Data about app and page elements:
============================================================

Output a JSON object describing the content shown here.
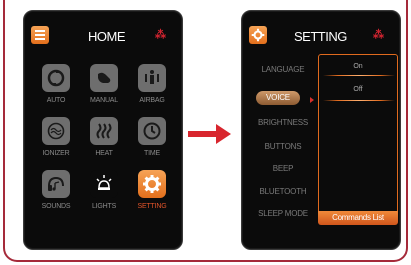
{
  "home": {
    "title": "HOME",
    "tiles": [
      {
        "label": "AUTO",
        "icon": "auto-icon"
      },
      {
        "label": "MANUAL",
        "icon": "manual-icon"
      },
      {
        "label": "AIRBAG",
        "icon": "airbag-icon"
      },
      {
        "label": "IONIZER",
        "icon": "ionizer-icon"
      },
      {
        "label": "HEAT",
        "icon": "heat-icon"
      },
      {
        "label": "TIME",
        "icon": "clock-icon"
      },
      {
        "label": "SOUNDS",
        "icon": "sounds-icon"
      },
      {
        "label": "LIGHTS",
        "icon": "lights-icon"
      },
      {
        "label": "SETTING",
        "icon": "gear-icon",
        "active": true
      }
    ]
  },
  "setting": {
    "title": "SETTING",
    "items": [
      "LANGUAGE",
      "VOICE",
      "BRIGHTNESS",
      "BUTTONS",
      "BEEP",
      "BLUETOOTH",
      "SLEEP MODE"
    ],
    "selected": "VOICE",
    "options": [
      "On",
      "Off"
    ],
    "commands_label": "Commands List"
  },
  "colors": {
    "accent": "#e36f1c",
    "frame": "#a52a3a",
    "arrow": "#d8262e"
  }
}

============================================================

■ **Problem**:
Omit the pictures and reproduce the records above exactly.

■ **Result of this task**:
Output a JSON object describing the content shown here.
{
  "home": {
    "title": "HOME",
    "tiles": [
      {
        "label": "AUTO",
        "icon": "auto-icon"
      },
      {
        "label": "MANUAL",
        "icon": "manual-icon"
      },
      {
        "label": "AIRBAG",
        "icon": "airbag-icon"
      },
      {
        "label": "IONIZER",
        "icon": "ionizer-icon"
      },
      {
        "label": "HEAT",
        "icon": "heat-icon"
      },
      {
        "label": "TIME",
        "icon": "clock-icon"
      },
      {
        "label": "SOUNDS",
        "icon": "sounds-icon"
      },
      {
        "label": "LIGHTS",
        "icon": "lights-icon"
      },
      {
        "label": "SETTING",
        "icon": "gear-icon",
        "active": true
      }
    ]
  },
  "setting": {
    "title": "SETTING",
    "items": [
      "LANGUAGE",
      "VOICE",
      "BRIGHTNESS",
      "BUTTONS",
      "BEEP",
      "BLUETOOTH",
      "SLEEP MODE"
    ],
    "selected": "VOICE",
    "options": [
      "On",
      "Off"
    ],
    "commands_label": "Commands List"
  },
  "colors": {
    "accent": "#e36f1c",
    "frame": "#a52a3a",
    "arrow": "#d8262e"
  }
}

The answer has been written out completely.